[Items from a data source]
- - - - -
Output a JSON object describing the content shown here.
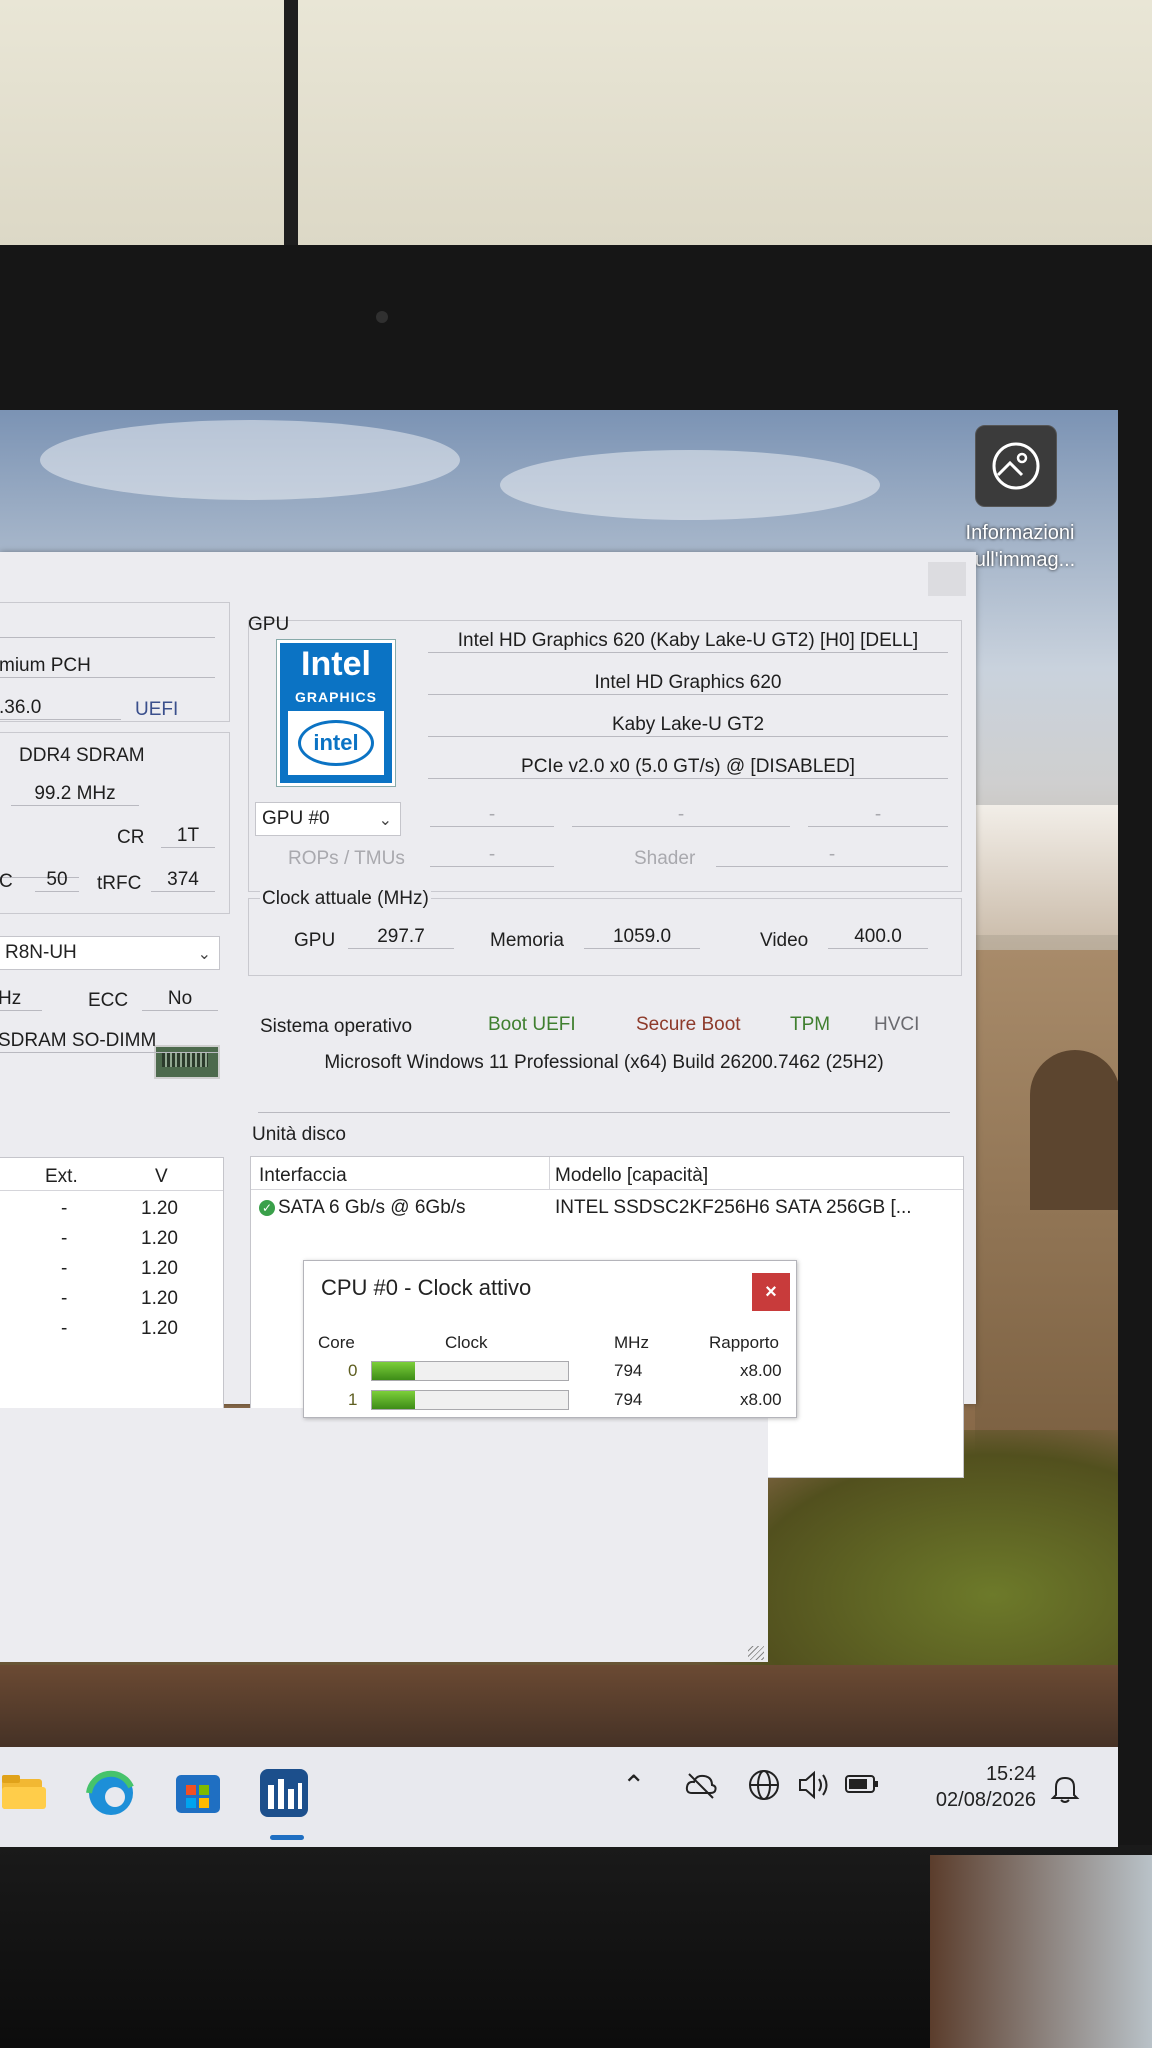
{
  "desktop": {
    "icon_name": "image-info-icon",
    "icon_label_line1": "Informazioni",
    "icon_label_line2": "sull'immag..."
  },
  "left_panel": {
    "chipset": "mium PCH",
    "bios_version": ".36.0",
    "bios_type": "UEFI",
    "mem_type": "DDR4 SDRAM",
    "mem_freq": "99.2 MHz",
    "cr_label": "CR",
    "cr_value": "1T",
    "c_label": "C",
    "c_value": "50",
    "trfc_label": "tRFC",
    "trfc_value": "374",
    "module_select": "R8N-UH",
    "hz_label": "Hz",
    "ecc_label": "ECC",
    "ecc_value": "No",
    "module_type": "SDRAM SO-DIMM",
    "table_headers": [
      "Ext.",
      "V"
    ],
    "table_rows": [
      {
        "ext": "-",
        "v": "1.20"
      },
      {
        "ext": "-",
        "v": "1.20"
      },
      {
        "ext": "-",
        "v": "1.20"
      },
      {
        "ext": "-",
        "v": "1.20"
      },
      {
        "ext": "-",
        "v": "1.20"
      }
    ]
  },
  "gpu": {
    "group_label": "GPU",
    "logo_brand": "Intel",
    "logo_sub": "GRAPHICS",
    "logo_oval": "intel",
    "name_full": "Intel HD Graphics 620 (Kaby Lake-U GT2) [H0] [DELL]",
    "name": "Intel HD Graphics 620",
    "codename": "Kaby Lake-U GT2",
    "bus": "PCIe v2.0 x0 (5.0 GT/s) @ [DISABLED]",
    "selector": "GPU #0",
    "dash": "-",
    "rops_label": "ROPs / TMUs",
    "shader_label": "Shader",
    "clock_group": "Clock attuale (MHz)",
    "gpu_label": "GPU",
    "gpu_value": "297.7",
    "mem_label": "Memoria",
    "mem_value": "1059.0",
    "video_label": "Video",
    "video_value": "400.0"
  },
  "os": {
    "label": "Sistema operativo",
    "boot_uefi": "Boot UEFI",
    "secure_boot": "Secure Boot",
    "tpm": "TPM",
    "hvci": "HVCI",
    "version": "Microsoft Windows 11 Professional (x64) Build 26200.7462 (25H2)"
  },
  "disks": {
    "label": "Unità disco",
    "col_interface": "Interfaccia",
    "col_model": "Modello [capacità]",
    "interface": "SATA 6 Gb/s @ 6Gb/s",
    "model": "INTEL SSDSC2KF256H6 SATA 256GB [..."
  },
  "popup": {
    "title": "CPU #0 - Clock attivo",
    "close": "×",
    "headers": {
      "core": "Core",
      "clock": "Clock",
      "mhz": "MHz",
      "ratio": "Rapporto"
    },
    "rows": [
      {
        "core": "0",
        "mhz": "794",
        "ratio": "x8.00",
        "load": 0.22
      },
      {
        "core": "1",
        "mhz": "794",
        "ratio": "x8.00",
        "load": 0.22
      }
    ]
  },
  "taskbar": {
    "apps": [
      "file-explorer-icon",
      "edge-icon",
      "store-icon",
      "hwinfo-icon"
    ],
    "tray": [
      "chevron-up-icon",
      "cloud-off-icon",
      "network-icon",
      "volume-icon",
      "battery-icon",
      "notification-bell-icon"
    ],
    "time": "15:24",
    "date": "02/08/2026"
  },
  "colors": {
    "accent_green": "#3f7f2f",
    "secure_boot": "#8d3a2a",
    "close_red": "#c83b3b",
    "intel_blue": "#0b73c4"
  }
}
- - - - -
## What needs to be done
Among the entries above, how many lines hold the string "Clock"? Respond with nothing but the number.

## Output of the exercise
3